About five years ago, I worked at a commuter daily that required me to produce approximately five pieces every day. I lived in a constant state of panic. I barely slept. And I had to deal with an overweight, unwashed copy editor who liked to point out what he called my "obscenely egregious" errors, and send my pieces back to me for correction. Correction of typos. A "they" when I should have written "the" -- that sort of thing. I was writing five stories a day, people. Mr. Unwashed apparently didn't understand his job description. It was unreasonable, but still, it upset me.

The worst was my last job, at a very downmarket "magazine." My boss liked to write things on my copy like "bleeech!!!!" and "ick!!" in nearly illegible scrawl. Of course, he was widely known to be a psychopath. He favoured headlines with exclamation points (seriously), and liked to say thing like, "Are you tired today? Is that why you're so incompetent?" He also couldn't spell, knew nothing about journalism, and dressed like Ellen Degeneres, so whatever.

Still, it upset me. The unfairness of it all upset me.

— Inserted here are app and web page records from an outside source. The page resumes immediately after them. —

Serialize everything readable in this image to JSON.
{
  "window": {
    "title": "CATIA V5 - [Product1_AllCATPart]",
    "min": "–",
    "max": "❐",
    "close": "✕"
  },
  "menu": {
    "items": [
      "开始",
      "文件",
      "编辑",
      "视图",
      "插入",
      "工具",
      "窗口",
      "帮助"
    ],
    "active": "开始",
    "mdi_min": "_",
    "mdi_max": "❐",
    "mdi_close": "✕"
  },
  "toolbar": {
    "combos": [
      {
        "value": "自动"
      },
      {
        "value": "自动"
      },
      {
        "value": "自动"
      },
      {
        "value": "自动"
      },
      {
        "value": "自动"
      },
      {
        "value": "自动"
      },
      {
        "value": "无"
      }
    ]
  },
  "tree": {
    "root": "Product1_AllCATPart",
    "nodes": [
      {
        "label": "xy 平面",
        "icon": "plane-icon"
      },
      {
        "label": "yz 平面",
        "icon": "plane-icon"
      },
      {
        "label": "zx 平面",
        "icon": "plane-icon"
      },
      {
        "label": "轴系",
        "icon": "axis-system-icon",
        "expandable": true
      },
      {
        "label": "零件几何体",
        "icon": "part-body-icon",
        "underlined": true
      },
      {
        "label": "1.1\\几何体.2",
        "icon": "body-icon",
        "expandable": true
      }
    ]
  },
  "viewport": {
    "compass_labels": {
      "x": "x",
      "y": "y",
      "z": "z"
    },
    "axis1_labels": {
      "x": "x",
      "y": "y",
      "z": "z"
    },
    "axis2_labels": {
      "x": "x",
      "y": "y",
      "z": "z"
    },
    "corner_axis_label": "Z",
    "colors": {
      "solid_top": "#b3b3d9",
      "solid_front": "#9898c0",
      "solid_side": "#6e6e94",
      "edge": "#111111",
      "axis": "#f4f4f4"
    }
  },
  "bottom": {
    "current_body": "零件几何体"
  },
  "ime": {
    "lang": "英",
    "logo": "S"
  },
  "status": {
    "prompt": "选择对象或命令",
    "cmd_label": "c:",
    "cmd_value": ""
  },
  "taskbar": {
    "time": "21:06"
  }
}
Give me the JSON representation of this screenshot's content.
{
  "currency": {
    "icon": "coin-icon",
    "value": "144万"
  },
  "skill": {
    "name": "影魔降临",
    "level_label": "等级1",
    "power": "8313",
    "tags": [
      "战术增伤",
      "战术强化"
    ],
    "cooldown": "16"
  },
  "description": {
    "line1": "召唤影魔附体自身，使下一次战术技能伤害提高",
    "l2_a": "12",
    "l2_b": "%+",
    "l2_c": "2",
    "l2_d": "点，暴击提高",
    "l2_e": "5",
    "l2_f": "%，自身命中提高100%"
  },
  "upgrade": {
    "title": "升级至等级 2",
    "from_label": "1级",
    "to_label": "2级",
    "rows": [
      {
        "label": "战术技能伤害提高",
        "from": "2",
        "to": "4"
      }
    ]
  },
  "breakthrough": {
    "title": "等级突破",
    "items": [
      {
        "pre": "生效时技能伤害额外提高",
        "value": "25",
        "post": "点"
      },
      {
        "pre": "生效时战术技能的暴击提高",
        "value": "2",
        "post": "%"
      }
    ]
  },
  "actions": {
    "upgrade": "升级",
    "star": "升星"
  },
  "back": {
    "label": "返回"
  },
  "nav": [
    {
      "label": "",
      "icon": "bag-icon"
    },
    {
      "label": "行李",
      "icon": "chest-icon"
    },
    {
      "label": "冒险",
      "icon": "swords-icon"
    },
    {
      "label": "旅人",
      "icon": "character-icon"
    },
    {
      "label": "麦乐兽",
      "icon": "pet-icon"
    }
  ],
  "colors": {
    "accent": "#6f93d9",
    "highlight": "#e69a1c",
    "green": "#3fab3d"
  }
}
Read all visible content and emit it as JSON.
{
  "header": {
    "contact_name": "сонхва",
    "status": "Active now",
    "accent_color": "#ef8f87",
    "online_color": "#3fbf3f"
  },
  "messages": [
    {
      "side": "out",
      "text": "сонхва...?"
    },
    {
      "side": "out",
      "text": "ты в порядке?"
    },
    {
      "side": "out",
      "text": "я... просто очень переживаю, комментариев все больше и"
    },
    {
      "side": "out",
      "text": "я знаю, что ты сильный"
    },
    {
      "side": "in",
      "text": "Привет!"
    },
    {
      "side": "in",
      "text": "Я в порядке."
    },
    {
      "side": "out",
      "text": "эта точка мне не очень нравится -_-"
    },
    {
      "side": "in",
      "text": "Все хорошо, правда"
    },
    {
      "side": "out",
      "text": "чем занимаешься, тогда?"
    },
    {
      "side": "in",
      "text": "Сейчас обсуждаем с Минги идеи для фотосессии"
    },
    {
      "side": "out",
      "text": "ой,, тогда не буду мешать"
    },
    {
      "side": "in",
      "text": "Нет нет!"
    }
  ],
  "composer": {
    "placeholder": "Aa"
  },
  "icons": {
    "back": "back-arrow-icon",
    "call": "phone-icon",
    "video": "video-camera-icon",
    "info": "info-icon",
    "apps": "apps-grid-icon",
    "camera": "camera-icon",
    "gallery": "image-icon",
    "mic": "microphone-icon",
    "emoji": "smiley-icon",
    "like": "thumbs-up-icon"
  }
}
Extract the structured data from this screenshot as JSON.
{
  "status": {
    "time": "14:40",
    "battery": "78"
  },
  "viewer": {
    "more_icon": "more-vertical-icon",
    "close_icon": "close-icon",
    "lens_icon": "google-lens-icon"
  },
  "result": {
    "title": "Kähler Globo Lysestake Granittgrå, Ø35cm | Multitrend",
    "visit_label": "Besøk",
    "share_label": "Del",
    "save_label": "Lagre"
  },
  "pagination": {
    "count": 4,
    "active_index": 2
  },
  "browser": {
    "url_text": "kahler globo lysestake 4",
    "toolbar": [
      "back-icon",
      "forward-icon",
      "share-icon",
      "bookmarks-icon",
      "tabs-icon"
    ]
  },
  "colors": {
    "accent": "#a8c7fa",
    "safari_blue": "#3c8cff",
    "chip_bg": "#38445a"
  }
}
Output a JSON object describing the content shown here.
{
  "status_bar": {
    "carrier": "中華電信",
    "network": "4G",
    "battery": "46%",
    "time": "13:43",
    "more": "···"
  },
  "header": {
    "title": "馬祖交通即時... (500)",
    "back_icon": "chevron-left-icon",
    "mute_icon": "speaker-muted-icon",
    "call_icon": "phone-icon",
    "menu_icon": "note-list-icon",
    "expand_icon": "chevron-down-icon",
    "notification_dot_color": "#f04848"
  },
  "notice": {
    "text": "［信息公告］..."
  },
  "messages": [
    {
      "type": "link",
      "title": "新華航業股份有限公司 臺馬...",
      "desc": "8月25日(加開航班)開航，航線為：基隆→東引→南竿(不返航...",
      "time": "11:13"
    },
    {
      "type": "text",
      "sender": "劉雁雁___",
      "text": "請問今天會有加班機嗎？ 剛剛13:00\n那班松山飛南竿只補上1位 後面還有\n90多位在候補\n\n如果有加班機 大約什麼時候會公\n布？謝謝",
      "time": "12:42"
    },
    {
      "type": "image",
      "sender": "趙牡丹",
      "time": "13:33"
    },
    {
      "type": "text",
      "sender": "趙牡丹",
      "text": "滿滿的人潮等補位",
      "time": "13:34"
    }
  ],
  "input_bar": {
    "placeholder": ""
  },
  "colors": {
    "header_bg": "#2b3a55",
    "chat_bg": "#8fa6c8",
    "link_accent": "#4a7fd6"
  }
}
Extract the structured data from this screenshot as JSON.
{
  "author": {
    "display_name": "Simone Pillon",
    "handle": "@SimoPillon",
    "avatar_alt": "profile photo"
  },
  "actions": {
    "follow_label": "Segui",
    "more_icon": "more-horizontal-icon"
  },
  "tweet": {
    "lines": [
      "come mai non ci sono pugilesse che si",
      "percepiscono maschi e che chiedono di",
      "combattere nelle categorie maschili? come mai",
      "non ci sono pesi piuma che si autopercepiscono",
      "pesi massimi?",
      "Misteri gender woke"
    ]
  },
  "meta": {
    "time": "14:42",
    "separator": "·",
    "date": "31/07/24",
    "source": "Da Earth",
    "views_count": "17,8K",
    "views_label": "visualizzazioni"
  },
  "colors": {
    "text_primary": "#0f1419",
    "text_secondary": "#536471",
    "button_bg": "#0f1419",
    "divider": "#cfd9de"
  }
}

These days, I work at a place I like. it's not a newspaper or a magazine, but I'm still writing. Occasionally, things get tense, but I find while I still want to please, I'm not as sensitive as I used to be. I churn out so much material in a day. It can't all be good. And sometimes, you've just gotta get something out. Anything. You can't wait for inspiration. In those cases, you leave it awhile and then you rewrite. That's just the way it is.

Yesterday, I found that for the first time in my writing career, when faced with criticism, I wasn't upset. Maybe it's because the note was understated. Maybe it's because my boss is a nice person (if occasionally blunt). Maybe it's because the piece in question WAS terrible, rushed, and needed a rewrite. I don't know.

I like to think I'm growing up. Mind you, if I was indeed growing up, I wouldn't be writing about this, would I? I wouldn't need to crow about it.

Oh well.